Start of Material for this exercise

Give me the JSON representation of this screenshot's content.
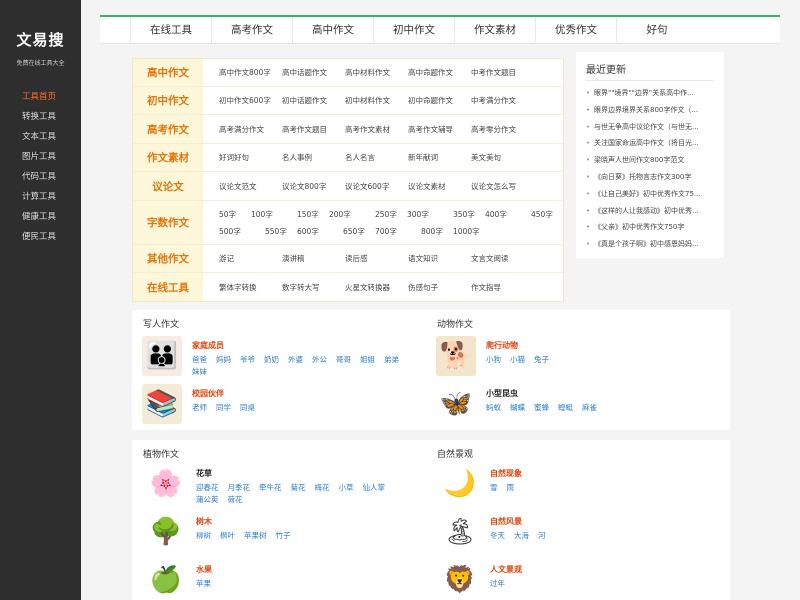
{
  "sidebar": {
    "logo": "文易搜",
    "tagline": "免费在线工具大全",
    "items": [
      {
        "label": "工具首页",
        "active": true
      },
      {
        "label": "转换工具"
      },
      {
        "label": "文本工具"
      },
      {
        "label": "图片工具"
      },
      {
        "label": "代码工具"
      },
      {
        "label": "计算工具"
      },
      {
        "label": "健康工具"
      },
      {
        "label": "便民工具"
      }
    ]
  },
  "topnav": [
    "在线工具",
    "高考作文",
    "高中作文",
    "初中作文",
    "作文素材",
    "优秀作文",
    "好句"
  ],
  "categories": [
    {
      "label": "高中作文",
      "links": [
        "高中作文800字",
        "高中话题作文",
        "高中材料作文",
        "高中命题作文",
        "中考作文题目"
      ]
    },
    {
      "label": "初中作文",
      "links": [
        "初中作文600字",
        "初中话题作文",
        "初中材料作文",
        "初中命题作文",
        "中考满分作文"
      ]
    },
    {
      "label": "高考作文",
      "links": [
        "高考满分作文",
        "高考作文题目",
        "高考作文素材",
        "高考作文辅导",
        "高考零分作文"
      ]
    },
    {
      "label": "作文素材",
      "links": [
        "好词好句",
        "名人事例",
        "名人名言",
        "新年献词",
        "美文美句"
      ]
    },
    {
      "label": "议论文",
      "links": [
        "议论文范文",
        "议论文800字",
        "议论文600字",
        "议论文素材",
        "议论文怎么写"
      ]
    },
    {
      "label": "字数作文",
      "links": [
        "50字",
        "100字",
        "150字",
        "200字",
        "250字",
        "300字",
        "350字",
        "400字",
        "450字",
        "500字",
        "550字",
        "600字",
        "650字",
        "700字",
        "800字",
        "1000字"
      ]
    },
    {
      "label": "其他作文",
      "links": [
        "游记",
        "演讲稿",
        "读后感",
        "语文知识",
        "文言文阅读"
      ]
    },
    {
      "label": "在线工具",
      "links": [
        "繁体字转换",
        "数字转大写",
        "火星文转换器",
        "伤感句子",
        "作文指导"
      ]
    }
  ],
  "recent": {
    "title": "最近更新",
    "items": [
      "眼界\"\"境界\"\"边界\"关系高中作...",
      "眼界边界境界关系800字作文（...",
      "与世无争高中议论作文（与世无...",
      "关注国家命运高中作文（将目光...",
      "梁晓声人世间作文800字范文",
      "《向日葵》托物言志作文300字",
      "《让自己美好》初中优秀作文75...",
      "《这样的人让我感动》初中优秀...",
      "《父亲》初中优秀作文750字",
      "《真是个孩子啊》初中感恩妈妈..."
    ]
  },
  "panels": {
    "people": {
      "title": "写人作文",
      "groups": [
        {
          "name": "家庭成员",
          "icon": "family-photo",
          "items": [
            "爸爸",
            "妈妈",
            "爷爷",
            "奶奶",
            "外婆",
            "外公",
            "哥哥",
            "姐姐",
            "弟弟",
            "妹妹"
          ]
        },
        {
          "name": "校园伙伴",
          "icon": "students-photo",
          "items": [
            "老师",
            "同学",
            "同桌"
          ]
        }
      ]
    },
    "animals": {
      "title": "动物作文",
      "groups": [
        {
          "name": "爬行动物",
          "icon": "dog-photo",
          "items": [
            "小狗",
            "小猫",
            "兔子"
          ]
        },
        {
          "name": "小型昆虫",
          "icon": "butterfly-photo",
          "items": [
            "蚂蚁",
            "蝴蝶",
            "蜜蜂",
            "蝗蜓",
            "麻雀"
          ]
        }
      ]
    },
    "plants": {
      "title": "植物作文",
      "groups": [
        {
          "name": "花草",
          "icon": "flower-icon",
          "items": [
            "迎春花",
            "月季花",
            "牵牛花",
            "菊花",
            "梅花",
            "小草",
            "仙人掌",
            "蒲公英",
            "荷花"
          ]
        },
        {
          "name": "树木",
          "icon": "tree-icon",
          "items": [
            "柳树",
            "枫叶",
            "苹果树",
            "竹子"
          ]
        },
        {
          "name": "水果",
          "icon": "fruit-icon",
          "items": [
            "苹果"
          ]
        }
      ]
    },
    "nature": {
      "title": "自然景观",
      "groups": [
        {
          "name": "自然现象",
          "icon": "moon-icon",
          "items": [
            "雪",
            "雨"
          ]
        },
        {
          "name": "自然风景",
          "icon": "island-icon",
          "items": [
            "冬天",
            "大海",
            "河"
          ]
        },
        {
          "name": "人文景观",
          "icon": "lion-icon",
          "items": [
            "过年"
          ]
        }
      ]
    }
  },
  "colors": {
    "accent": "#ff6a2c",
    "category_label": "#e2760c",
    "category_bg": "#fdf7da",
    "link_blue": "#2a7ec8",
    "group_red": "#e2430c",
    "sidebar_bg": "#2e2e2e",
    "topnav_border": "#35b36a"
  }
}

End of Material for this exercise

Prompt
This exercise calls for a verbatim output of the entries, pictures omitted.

The completed task
Give me the JSON representation of this screenshot's content.
{
  "sidebar": {
    "logo": "文易搜",
    "tagline": "免费在线工具大全",
    "items": [
      {
        "label": "工具首页",
        "active": true
      },
      {
        "label": "转换工具"
      },
      {
        "label": "文本工具"
      },
      {
        "label": "图片工具"
      },
      {
        "label": "代码工具"
      },
      {
        "label": "计算工具"
      },
      {
        "label": "健康工具"
      },
      {
        "label": "便民工具"
      }
    ]
  },
  "topnav": [
    "在线工具",
    "高考作文",
    "高中作文",
    "初中作文",
    "作文素材",
    "优秀作文",
    "好句"
  ],
  "categories": [
    {
      "label": "高中作文",
      "links": [
        "高中作文800字",
        "高中话题作文",
        "高中材料作文",
        "高中命题作文",
        "中考作文题目"
      ]
    },
    {
      "label": "初中作文",
      "links": [
        "初中作文600字",
        "初中话题作文",
        "初中材料作文",
        "初中命题作文",
        "中考满分作文"
      ]
    },
    {
      "label": "高考作文",
      "links": [
        "高考满分作文",
        "高考作文题目",
        "高考作文素材",
        "高考作文辅导",
        "高考零分作文"
      ]
    },
    {
      "label": "作文素材",
      "links": [
        "好词好句",
        "名人事例",
        "名人名言",
        "新年献词",
        "美文美句"
      ]
    },
    {
      "label": "议论文",
      "links": [
        "议论文范文",
        "议论文800字",
        "议论文600字",
        "议论文素材",
        "议论文怎么写"
      ]
    },
    {
      "label": "字数作文",
      "links": [
        "50字",
        "100字",
        "150字",
        "200字",
        "250字",
        "300字",
        "350字",
        "400字",
        "450字",
        "500字",
        "550字",
        "600字",
        "650字",
        "700字",
        "800字",
        "1000字"
      ]
    },
    {
      "label": "其他作文",
      "links": [
        "游记",
        "演讲稿",
        "读后感",
        "语文知识",
        "文言文阅读"
      ]
    },
    {
      "label": "在线工具",
      "links": [
        "繁体字转换",
        "数字转大写",
        "火星文转换器",
        "伤感句子",
        "作文指导"
      ]
    }
  ],
  "recent": {
    "title": "最近更新",
    "items": [
      "眼界\"\"境界\"\"边界\"关系高中作...",
      "眼界边界境界关系800字作文（...",
      "与世无争高中议论作文（与世无...",
      "关注国家命运高中作文（将目光...",
      "梁晓声人世间作文800字范文",
      "《向日葵》托物言志作文300字",
      "《让自己美好》初中优秀作文75...",
      "《这样的人让我感动》初中优秀...",
      "《父亲》初中优秀作文750字",
      "《真是个孩子啊》初中感恩妈妈..."
    ]
  },
  "panels": {
    "people": {
      "title": "写人作文",
      "groups": [
        {
          "name": "家庭成员",
          "icon": "family-photo",
          "items": [
            "爸爸",
            "妈妈",
            "爷爷",
            "奶奶",
            "外婆",
            "外公",
            "哥哥",
            "姐姐",
            "弟弟",
            "妹妹"
          ]
        },
        {
          "name": "校园伙伴",
          "icon": "students-photo",
          "items": [
            "老师",
            "同学",
            "同桌"
          ]
        }
      ]
    },
    "animals": {
      "title": "动物作文",
      "groups": [
        {
          "name": "爬行动物",
          "icon": "dog-photo",
          "items": [
            "小狗",
            "小猫",
            "兔子"
          ]
        },
        {
          "name": "小型昆虫",
          "icon": "butterfly-photo",
          "items": [
            "蚂蚁",
            "蝴蝶",
            "蜜蜂",
            "蝗蜓",
            "麻雀"
          ]
        }
      ]
    },
    "plants": {
      "title": "植物作文",
      "groups": [
        {
          "name": "花草",
          "icon": "flower-icon",
          "items": [
            "迎春花",
            "月季花",
            "牵牛花",
            "菊花",
            "梅花",
            "小草",
            "仙人掌",
            "蒲公英",
            "荷花"
          ]
        },
        {
          "name": "树木",
          "icon": "tree-icon",
          "items": [
            "柳树",
            "枫叶",
            "苹果树",
            "竹子"
          ]
        },
        {
          "name": "水果",
          "icon": "fruit-icon",
          "items": [
            "苹果"
          ]
        }
      ]
    },
    "nature": {
      "title": "自然景观",
      "groups": [
        {
          "name": "自然现象",
          "icon": "moon-icon",
          "items": [
            "雪",
            "雨"
          ]
        },
        {
          "name": "自然风景",
          "icon": "island-icon",
          "items": [
            "冬天",
            "大海",
            "河"
          ]
        },
        {
          "name": "人文景观",
          "icon": "lion-icon",
          "items": [
            "过年"
          ]
        }
      ]
    }
  },
  "colors": {
    "accent": "#ff6a2c",
    "category_label": "#e2760c",
    "category_bg": "#fdf7da",
    "link_blue": "#2a7ec8",
    "group_red": "#e2430c",
    "sidebar_bg": "#2e2e2e",
    "topnav_border": "#35b36a"
  }
}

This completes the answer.